How not to fob off Karlsruhe
The big misunderstanding in many discussions on the German constitutional court is this: the court rules, but it does not manage the aftermath. In particular, the court does not have a policy to make sure that its rulings are implemented properly. Nobody from the Bundesbank will go to Karlsruhe and ask whether a particular response to the QE ruling is acceptable. If the court is unhappy, it can always accept a new case, and then rule again. This is how we expect this whole thing to be pushed forward.
The most concrete part of the ruling was the mandate of a proportionality assessment, but we think this is a red herring. It won't have any immediate impact on the ECB's asset purchase programmes.
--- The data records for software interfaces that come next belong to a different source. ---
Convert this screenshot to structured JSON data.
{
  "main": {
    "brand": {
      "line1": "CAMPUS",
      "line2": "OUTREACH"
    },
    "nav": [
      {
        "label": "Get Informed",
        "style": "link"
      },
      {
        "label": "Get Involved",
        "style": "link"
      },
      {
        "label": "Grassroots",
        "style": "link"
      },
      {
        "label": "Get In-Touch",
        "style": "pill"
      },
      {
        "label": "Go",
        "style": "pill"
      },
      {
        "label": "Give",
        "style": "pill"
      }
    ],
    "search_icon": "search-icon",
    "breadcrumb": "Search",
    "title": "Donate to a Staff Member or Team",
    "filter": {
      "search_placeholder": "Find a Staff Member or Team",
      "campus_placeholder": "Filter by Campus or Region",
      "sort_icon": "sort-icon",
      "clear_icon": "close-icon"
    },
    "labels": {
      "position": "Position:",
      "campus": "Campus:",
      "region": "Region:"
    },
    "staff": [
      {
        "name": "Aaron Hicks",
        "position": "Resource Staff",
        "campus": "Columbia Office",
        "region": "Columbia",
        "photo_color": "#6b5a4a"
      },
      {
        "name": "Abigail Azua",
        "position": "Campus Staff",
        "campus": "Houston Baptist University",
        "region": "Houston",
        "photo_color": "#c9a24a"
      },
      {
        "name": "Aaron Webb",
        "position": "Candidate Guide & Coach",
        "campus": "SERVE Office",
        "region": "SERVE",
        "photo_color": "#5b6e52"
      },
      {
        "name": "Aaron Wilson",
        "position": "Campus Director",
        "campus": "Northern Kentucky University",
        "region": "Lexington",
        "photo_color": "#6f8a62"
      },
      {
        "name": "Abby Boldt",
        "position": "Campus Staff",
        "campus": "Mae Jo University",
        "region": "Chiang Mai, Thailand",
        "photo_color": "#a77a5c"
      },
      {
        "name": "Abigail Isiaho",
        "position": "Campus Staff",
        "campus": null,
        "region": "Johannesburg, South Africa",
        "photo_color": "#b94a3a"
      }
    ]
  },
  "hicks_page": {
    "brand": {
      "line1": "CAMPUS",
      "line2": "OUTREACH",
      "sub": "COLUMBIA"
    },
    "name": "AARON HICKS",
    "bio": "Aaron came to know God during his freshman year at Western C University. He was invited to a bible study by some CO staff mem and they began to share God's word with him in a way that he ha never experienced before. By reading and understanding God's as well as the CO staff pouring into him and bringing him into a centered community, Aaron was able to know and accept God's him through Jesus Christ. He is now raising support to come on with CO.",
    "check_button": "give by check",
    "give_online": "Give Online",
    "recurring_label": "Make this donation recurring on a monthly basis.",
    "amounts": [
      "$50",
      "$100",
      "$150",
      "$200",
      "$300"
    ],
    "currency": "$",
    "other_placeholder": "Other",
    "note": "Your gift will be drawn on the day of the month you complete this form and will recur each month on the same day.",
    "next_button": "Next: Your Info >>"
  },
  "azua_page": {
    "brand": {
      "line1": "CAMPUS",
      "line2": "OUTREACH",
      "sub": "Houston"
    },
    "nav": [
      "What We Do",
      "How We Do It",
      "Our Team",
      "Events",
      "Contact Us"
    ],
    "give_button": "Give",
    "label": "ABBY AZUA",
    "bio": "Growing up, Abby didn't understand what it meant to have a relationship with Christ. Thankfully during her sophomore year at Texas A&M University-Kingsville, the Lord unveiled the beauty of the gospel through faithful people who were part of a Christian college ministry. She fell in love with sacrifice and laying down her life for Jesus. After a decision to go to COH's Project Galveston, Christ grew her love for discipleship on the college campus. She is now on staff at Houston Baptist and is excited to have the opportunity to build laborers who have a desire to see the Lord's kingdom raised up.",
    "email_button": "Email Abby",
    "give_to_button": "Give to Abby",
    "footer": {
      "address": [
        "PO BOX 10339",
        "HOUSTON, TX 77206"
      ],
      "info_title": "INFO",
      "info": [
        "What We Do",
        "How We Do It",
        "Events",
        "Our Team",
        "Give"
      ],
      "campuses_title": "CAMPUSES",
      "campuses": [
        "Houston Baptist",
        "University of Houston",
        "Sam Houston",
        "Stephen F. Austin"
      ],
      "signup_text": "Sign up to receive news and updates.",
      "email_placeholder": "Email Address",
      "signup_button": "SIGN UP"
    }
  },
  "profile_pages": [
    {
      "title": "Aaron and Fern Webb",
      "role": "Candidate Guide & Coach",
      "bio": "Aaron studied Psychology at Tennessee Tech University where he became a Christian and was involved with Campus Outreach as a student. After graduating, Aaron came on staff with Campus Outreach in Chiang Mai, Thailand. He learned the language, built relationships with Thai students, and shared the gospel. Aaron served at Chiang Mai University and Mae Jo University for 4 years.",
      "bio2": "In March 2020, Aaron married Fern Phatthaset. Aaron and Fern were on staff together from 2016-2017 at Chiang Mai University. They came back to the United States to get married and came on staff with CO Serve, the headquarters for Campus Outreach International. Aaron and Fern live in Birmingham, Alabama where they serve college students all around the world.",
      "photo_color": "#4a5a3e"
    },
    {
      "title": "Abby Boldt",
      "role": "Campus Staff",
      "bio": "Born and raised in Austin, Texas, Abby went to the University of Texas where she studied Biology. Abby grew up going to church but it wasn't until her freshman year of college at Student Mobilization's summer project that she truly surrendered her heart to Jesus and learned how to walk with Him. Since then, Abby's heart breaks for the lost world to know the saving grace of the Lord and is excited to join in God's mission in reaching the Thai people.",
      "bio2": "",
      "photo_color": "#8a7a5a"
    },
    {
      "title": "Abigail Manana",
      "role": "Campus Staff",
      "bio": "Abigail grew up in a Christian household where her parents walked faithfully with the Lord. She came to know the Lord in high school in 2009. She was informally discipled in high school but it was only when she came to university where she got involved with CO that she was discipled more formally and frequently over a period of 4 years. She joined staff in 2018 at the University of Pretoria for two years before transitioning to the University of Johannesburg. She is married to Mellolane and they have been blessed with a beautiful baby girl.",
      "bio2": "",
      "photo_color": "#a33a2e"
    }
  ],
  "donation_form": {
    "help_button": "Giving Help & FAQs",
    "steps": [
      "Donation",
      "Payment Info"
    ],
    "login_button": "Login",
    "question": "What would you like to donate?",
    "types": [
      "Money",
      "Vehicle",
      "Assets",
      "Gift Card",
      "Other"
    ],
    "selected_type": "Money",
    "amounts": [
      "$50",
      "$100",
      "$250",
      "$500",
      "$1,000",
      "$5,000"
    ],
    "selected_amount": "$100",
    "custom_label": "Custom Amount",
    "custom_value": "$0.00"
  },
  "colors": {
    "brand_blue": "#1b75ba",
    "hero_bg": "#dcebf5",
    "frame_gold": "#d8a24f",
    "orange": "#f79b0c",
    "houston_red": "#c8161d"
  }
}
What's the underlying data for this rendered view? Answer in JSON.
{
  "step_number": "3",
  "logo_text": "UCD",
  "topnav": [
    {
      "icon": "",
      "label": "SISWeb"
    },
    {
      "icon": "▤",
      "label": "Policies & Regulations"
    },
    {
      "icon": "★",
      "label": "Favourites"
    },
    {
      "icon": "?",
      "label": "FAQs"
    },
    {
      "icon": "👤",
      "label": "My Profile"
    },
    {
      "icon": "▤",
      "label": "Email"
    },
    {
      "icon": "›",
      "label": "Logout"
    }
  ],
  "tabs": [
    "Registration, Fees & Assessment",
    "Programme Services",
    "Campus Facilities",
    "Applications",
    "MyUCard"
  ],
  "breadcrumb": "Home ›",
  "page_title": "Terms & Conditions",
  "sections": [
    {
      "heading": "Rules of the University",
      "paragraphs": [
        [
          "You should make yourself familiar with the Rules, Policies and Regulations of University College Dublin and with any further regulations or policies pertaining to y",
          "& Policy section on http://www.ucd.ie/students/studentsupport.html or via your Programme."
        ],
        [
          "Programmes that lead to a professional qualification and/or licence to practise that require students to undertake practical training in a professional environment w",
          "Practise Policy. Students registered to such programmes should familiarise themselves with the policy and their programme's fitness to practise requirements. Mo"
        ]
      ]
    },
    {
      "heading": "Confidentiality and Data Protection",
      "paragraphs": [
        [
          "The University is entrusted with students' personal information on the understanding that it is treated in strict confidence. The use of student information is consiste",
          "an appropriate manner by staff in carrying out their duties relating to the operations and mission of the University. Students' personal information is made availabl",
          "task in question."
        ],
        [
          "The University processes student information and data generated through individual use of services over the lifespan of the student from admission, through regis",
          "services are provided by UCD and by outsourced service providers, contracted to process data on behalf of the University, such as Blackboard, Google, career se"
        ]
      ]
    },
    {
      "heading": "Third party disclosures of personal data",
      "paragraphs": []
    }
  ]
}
There are more important, albeit less immediate, aspects of the ruling.
As FAZ reports, there is now a hideously complex solution to the proportionality problem: the ECB internally compiles documents to justify the purchases. The Bundesbank then hands this information over to the German government and parliament. The Bundesbank president then answers any questions by the parliament.
Frankly, we could not care less who pushes what kinds of papers in which direction. This exercise is obviously a farce. There is no way any central bank could, or should, ever fulfil a German constitutional proportionality assessment in any meaningful way. It is in the nature of rules-based monetary policymaking that decisions are not always proportionate.
The two lingering issues from the ruling are the conflicts between German and EU law, and the stipulation that the Bundesbank must advocate exit strategies from asset purchases. We think the latter in particular will affect ECB policy in the long term, because it will legally enshrine the Bundesbank president's vote in the governing council. If the purpose of an asset-purchase programme is to secure Italy's solvency, the stipulation of an exit strategy will be self-defeating. The big conflict therefore remains unresolved. It will erupt when the eurozone economy has recovered enough to justify a policy reversal, if that situation coincides with a recovery in inflation rates.
Perhaps a more important development than the fake compromise on proportionality is the appointment of a new justice to the court's second senate. This is the part of the court responsible for rulings relating to the monetary union. Court appointments are political. Astrid Wallrabenstein, the new justice, was nominated by the Greens. Andreas Vosskuhle, the previous president of the court, retired on the day of the controversial ruling. Wallrabenstein is more pro-European. We suspect the ruling would have been 6-2, not 7-1, if she had been on the bench. Before the ruling, some commentators had tried to guesstimate the various justices' views on the EU. The concluded that there were 5 eurosceptics and 3 pro-Europeans. Wallrabenstein could therefore shift the balance to some extent, but we think the court's eurosceptic majority is solid for the time being.